This subject really lends itself to showing animations. Fortunately, there are some really great free videos and animations on Youtube! Here are a bunch that I have used in the past. I find that the more animations I show during this unit, the better students understand the unit. They really love them and I know many of my students like to have a link list to study from at home! (These links work as of 12/30/2020)
Youtube video covering all of the types of transport:
Here is another one I like from the Amoeba Sisters:
Other Resources for Teaching Cell Transport
There is a limit to animations and videos. Some students have limited access to a computer at home that will play these animations. Smartphones often have trouble playing online animations (at least in my experience). I also firmly believe students need something in their hands, a paper resource to write on, take notes on, in order to absorb the material. This is why I created my Cell Transport Coloring Activity Pages.
Each process, diffusion, osmosis, facilitated diffusion, active transport, and endo/exocytosis, has its own coloring page and questions that are meant to get students thinking on a higher level.
Within this bundle of activities, I have my favorite resource for teaching about the sodium potassium pump. I have a page with 6 diagrams that show students step-by-step what happens in the sodium potassium pump cycle and another coloring page connecting this important transporter to the sodium glucose transporter.
I also have a whole pack of cell transport homework pages

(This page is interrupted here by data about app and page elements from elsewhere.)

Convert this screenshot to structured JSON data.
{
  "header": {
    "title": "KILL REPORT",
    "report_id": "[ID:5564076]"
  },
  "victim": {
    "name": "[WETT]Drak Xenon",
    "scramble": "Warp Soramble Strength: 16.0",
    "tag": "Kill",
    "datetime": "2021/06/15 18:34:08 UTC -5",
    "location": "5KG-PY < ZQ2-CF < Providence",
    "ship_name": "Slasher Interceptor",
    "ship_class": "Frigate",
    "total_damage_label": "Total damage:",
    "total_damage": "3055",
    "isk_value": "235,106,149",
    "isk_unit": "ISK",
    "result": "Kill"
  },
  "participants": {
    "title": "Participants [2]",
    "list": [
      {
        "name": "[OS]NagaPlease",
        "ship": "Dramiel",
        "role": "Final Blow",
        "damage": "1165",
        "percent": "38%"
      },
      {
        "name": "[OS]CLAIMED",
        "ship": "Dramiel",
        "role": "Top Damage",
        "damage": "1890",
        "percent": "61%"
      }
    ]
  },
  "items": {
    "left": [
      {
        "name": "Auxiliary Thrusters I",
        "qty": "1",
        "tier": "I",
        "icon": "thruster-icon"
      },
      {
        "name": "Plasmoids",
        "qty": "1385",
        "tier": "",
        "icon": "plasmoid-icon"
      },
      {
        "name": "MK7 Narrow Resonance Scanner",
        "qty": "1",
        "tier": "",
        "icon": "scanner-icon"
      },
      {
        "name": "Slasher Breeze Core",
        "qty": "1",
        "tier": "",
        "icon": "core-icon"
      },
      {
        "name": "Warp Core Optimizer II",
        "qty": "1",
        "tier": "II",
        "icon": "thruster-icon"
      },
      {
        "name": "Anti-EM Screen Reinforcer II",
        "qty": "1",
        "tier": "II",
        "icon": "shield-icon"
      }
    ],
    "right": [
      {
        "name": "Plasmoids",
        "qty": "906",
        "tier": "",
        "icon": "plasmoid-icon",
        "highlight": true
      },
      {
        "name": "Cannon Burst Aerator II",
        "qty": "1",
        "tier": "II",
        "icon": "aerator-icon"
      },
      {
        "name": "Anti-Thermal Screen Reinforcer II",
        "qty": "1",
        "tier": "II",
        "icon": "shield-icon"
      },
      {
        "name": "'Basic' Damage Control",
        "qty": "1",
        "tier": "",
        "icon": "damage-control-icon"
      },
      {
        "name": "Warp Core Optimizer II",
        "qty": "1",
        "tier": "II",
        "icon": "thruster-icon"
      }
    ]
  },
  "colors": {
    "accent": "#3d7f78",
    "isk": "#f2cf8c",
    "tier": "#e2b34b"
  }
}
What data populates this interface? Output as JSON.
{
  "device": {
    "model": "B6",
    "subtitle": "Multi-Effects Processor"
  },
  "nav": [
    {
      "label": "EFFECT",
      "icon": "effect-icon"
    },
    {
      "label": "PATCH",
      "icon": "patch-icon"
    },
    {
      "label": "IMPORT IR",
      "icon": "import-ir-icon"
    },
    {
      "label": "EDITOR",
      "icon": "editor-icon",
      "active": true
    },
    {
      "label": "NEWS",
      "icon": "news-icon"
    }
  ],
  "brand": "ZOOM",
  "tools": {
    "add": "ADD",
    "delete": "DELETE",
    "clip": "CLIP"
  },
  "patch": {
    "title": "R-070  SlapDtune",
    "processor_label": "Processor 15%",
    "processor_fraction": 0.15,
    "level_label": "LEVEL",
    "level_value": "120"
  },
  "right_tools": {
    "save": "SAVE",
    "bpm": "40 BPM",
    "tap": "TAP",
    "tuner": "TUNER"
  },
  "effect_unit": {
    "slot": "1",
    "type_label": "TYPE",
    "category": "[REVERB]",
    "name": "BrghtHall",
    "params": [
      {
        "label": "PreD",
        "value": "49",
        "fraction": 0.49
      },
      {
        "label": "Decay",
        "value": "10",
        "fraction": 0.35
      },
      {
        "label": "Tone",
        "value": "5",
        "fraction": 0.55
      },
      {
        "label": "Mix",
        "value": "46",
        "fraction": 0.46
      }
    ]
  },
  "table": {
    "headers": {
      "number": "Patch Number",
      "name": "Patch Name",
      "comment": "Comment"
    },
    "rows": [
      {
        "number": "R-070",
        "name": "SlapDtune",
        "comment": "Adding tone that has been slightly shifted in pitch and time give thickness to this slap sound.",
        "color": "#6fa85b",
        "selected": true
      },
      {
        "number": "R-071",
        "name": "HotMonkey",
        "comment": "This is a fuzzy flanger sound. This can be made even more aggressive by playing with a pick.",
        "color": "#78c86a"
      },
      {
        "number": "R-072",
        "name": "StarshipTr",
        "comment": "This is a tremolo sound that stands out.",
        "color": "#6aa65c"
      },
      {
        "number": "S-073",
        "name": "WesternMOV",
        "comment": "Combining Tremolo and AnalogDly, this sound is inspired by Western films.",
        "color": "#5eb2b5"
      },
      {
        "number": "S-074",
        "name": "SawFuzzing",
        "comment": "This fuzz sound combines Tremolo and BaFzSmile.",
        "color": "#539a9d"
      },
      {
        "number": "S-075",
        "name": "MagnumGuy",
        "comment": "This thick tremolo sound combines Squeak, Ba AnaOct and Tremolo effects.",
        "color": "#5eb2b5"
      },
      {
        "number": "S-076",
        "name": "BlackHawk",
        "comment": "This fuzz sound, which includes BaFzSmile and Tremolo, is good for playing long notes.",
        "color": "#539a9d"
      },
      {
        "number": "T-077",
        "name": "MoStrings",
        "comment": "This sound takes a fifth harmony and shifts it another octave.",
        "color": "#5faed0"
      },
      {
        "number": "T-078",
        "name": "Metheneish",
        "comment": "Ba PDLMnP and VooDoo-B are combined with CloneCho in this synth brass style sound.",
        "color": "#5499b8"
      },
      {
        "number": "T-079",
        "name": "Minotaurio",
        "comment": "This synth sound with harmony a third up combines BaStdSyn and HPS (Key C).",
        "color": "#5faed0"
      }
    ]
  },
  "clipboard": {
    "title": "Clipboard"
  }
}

that cover everything from diffusion, osmosis, to endocytosis and exocytosis. I created it so that my students can have thoughtful, creative homework assignments to complete, yet respectful of their time.
I also have a whole set of doodle diagram notes that you can use to help students understand all of the cell transport processes. They work perfectly as little anchor charts in their notebooks! I also have interactive diagrams that can be really useful if you’re teaching over Zoom or Google Meet.
Thanks for stopping by my blog! Please check out my other posts for more information on teaching tough topics!
Other Web Resources Blog Posts: